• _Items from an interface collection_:
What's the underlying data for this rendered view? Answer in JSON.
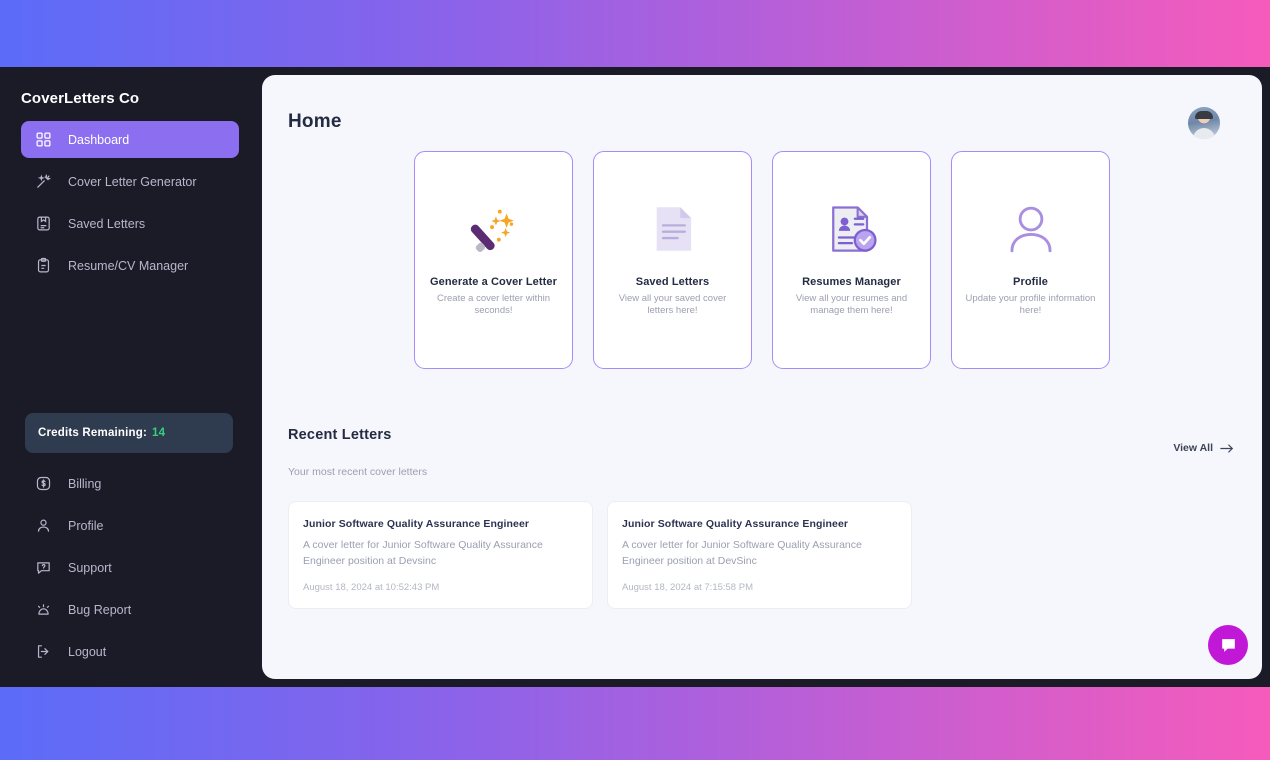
{
  "brand": "CoverLetters Co",
  "sidebar": {
    "nav_top": [
      {
        "label": "Dashboard",
        "icon": "grid-icon",
        "active": true
      },
      {
        "label": "Cover Letter Generator",
        "icon": "magic-wand-icon",
        "active": false
      },
      {
        "label": "Saved Letters",
        "icon": "save-document-icon",
        "active": false
      },
      {
        "label": "Resume/CV Manager",
        "icon": "clipboard-icon",
        "active": false
      }
    ],
    "credits": {
      "label": "Credits Remaining:",
      "value": "14",
      "value_color": "#35d07f"
    },
    "nav_bottom": [
      {
        "label": "Billing",
        "icon": "dollar-circle-icon"
      },
      {
        "label": "Profile",
        "icon": "user-icon"
      },
      {
        "label": "Support",
        "icon": "question-chat-icon"
      },
      {
        "label": "Bug Report",
        "icon": "alarm-icon"
      },
      {
        "label": "Logout",
        "icon": "logout-icon"
      }
    ]
  },
  "header": {
    "title": "Home",
    "avatar": "user-avatar"
  },
  "cards": [
    {
      "title": "Generate a Cover Letter",
      "desc": "Create a cover letter within seconds!",
      "icon": "magic-wand-illustration"
    },
    {
      "title": "Saved Letters",
      "desc": "View all your saved cover letters here!",
      "icon": "document-illustration"
    },
    {
      "title": "Resumes Manager",
      "desc": "View all your resumes and manage them here!",
      "icon": "resume-check-illustration"
    },
    {
      "title": "Profile",
      "desc": "Update your profile information here!",
      "icon": "person-illustration"
    }
  ],
  "recent": {
    "title": "Recent Letters",
    "subtitle": "Your most recent cover letters",
    "view_all": "View All",
    "view_all_icon": "arrow-right-icon",
    "letters": [
      {
        "title": "Junior Software Quality Assurance Engineer",
        "desc": "A cover letter for Junior Software Quality Assurance Engineer position at Devsinc",
        "date": "August 18, 2024 at 10:52:43 PM"
      },
      {
        "title": "Junior Software Quality Assurance Engineer",
        "desc": "A cover letter for Junior Software Quality Assurance Engineer position at DevSinc",
        "date": "August 18, 2024 at 7:15:58 PM"
      }
    ]
  },
  "chat": {
    "icon": "chat-bubble-icon",
    "color": "#c018d6"
  },
  "theme": {
    "page_gradient_from": "#5b6cf8",
    "page_gradient_to": "#f65bbb",
    "sidebar_bg": "#1b1b28",
    "panel_bg": "#f5f7fc",
    "accent": "#8c6ef0",
    "card_border": "#a78bfa"
  }
}
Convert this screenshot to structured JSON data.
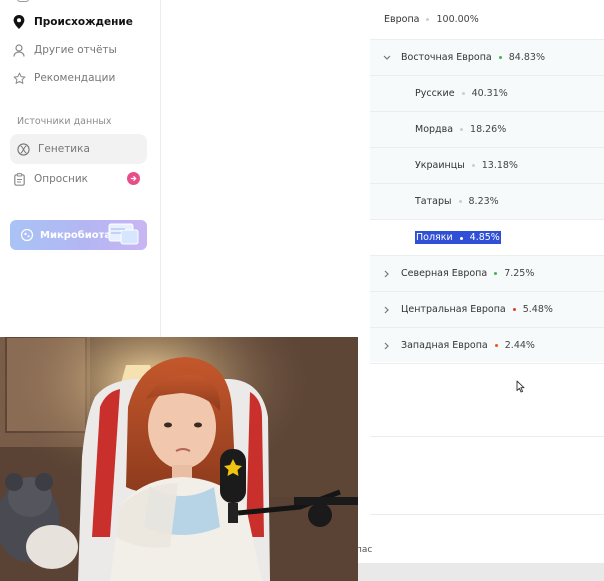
{
  "sidebar": {
    "nav": [
      {
        "label": "Происхождение",
        "icon": "map-pin-icon",
        "active": true
      },
      {
        "label": "Другие отчёты",
        "icon": "person-icon"
      },
      {
        "label": "Рекомендации",
        "icon": "star-icon"
      }
    ],
    "section_label": "Источники данных",
    "sources": [
      {
        "label": "Генетика",
        "icon": "dna-icon",
        "selected": true
      },
      {
        "label": "Опросник",
        "icon": "clipboard-icon"
      }
    ],
    "microbiota_label": "Микробиота"
  },
  "tree": {
    "root": {
      "label": "Европа",
      "value": "100.00%",
      "dot_color": "#cfcfcf"
    },
    "rows": [
      {
        "label": "Восточная Европа",
        "value": "84.83%",
        "dot_color": "#4caf50",
        "expanded": true,
        "level": 0
      },
      {
        "label": "Русские",
        "value": "40.31%",
        "dot_color": "#cfcfcf",
        "level": 1
      },
      {
        "label": "Мордва",
        "value": "18.26%",
        "dot_color": "#cfcfcf",
        "level": 1
      },
      {
        "label": "Украинцы",
        "value": "13.18%",
        "dot_color": "#cfcfcf",
        "level": 1
      },
      {
        "label": "Татары",
        "value": "8.23%",
        "dot_color": "#cfcfcf",
        "level": 1
      },
      {
        "label": "Поляки",
        "value": "4.85%",
        "dot_color": "#cfcfcf",
        "level": 1,
        "highlighted": true
      },
      {
        "label": "Северная Европа",
        "value": "7.25%",
        "dot_color": "#4caf50",
        "expanded": false,
        "level": 0
      },
      {
        "label": "Центральная Европа",
        "value": "5.48%",
        "dot_color": "#e53935",
        "expanded": false,
        "level": 0
      },
      {
        "label": "Западная Европа",
        "value": "2.44%",
        "dot_color": "#f4511e",
        "expanded": false,
        "level": 0
      }
    ]
  },
  "footer": {
    "partial_text": "пас"
  },
  "colors": {
    "accent_pink": "#e84d8a",
    "highlight_blue": "#2f4fd6"
  }
}
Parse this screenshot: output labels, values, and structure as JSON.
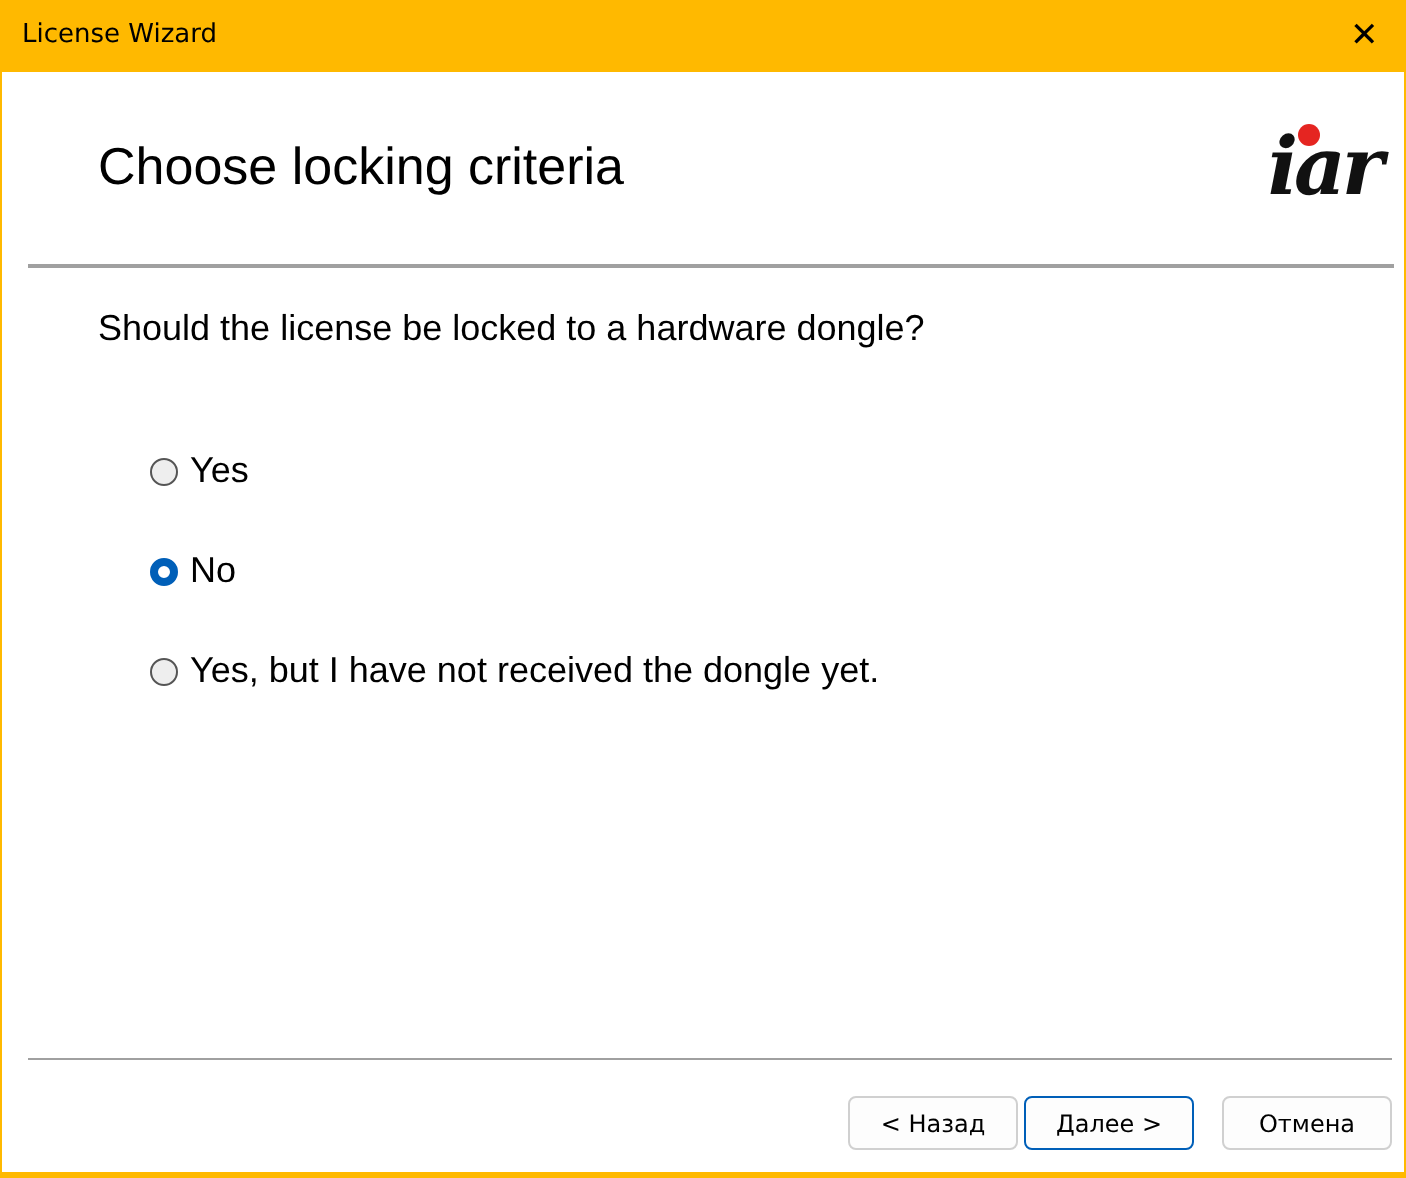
{
  "window": {
    "title": "License Wizard",
    "close": "✕"
  },
  "header": {
    "title": "Choose locking criteria",
    "logo": "iar"
  },
  "question": "Should the license be locked to a hardware dongle?",
  "options": [
    {
      "label": "Yes",
      "selected": false
    },
    {
      "label": "No",
      "selected": true
    },
    {
      "label": "Yes, but I have not received the dongle yet.",
      "selected": false
    }
  ],
  "buttons": [
    {
      "label": "< Назад",
      "default": false
    },
    {
      "label": "Далее >",
      "default": true
    },
    {
      "label": "Отмена",
      "default": false
    }
  ]
}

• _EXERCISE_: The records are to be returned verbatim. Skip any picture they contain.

• _TASK RESULT_:
What's the underlying data for this rendered view? Answer in JSON.
{
  "brand": "CoverLetters Co",
  "sidebar": {
    "nav_top": [
      {
        "label": "Dashboard",
        "icon": "grid-icon",
        "active": true
      },
      {
        "label": "Cover Letter Generator",
        "icon": "magic-wand-icon",
        "active": false
      },
      {
        "label": "Saved Letters",
        "icon": "save-document-icon",
        "active": false
      },
      {
        "label": "Resume/CV Manager",
        "icon": "clipboard-icon",
        "active": false
      }
    ],
    "credits": {
      "label": "Credits Remaining:",
      "value": "14",
      "value_color": "#35d07f"
    },
    "nav_bottom": [
      {
        "label": "Billing",
        "icon": "dollar-circle-icon"
      },
      {
        "label": "Profile",
        "icon": "user-icon"
      },
      {
        "label": "Support",
        "icon": "question-chat-icon"
      },
      {
        "label": "Bug Report",
        "icon": "alarm-icon"
      },
      {
        "label": "Logout",
        "icon": "logout-icon"
      }
    ]
  },
  "header": {
    "title": "Home",
    "avatar": "user-avatar"
  },
  "cards": [
    {
      "title": "Generate a Cover Letter",
      "desc": "Create a cover letter within seconds!",
      "icon": "magic-wand-illustration"
    },
    {
      "title": "Saved Letters",
      "desc": "View all your saved cover letters here!",
      "icon": "document-illustration"
    },
    {
      "title": "Resumes Manager",
      "desc": "View all your resumes and manage them here!",
      "icon": "resume-check-illustration"
    },
    {
      "title": "Profile",
      "desc": "Update your profile information here!",
      "icon": "person-illustration"
    }
  ],
  "recent": {
    "title": "Recent Letters",
    "subtitle": "Your most recent cover letters",
    "view_all": "View All",
    "view_all_icon": "arrow-right-icon",
    "letters": [
      {
        "title": "Junior Software Quality Assurance Engineer",
        "desc": "A cover letter for Junior Software Quality Assurance Engineer position at Devsinc",
        "date": "August 18, 2024 at 10:52:43 PM"
      },
      {
        "title": "Junior Software Quality Assurance Engineer",
        "desc": "A cover letter for Junior Software Quality Assurance Engineer position at DevSinc",
        "date": "August 18, 2024 at 7:15:58 PM"
      }
    ]
  },
  "chat": {
    "icon": "chat-bubble-icon",
    "color": "#c018d6"
  },
  "theme": {
    "page_gradient_from": "#5b6cf8",
    "page_gradient_to": "#f65bbb",
    "sidebar_bg": "#1b1b28",
    "panel_bg": "#f5f7fc",
    "accent": "#8c6ef0",
    "card_border": "#a78bfa"
  }
}
Convert this screenshot to structured JSON data.
{
  "sidebar": {
    "nav": [
      {
        "label": "Происхождение",
        "icon": "map-pin-icon",
        "active": true
      },
      {
        "label": "Другие отчёты",
        "icon": "person-icon"
      },
      {
        "label": "Рекомендации",
        "icon": "star-icon"
      }
    ],
    "section_label": "Источники данных",
    "sources": [
      {
        "label": "Генетика",
        "icon": "dna-icon",
        "selected": true
      },
      {
        "label": "Опросник",
        "icon": "clipboard-icon"
      }
    ],
    "microbiota_label": "Микробиота"
  },
  "tree": {
    "root": {
      "label": "Европа",
      "value": "100.00%",
      "dot_color": "#cfcfcf"
    },
    "rows": [
      {
        "label": "Восточная Европа",
        "value": "84.83%",
        "dot_color": "#4caf50",
        "expanded": true,
        "level": 0
      },
      {
        "label": "Русские",
        "value": "40.31%",
        "dot_color": "#cfcfcf",
        "level": 1
      },
      {
        "label": "Мордва",
        "value": "18.26%",
        "dot_color": "#cfcfcf",
        "level": 1
      },
      {
        "label": "Украинцы",
        "value": "13.18%",
        "dot_color": "#cfcfcf",
        "level": 1
      },
      {
        "label": "Татары",
        "value": "8.23%",
        "dot_color": "#cfcfcf",
        "level": 1
      },
      {
        "label": "Поляки",
        "value": "4.85%",
        "dot_color": "#cfcfcf",
        "level": 1,
        "highlighted": true
      },
      {
        "label": "Северная Европа",
        "value": "7.25%",
        "dot_color": "#4caf50",
        "expanded": false,
        "level": 0
      },
      {
        "label": "Центральная Европа",
        "value": "5.48%",
        "dot_color": "#e53935",
        "expanded": false,
        "level": 0
      },
      {
        "label": "Западная Европа",
        "value": "2.44%",
        "dot_color": "#f4511e",
        "expanded": false,
        "level": 0
      }
    ]
  },
  "footer": {
    "partial_text": "пас"
  },
  "colors": {
    "accent_pink": "#e84d8a",
    "highlight_blue": "#2f4fd6"
  }
}
Parse this screenshot: output labels, values, and structure as JSON.
{
  "window": {
    "title": "License Wizard",
    "close": "✕"
  },
  "header": {
    "title": "Choose locking criteria",
    "logo": "iar"
  },
  "question": "Should the license be locked to a hardware dongle?",
  "options": [
    {
      "label": "Yes",
      "selected": false
    },
    {
      "label": "No",
      "selected": true
    },
    {
      "label": "Yes, but I have not received the dongle yet.",
      "selected": false
    }
  ],
  "buttons": [
    {
      "label": "< Назад",
      "default": false
    },
    {
      "label": "Далее >",
      "default": true
    },
    {
      "label": "Отмена",
      "default": false
    }
  ]
}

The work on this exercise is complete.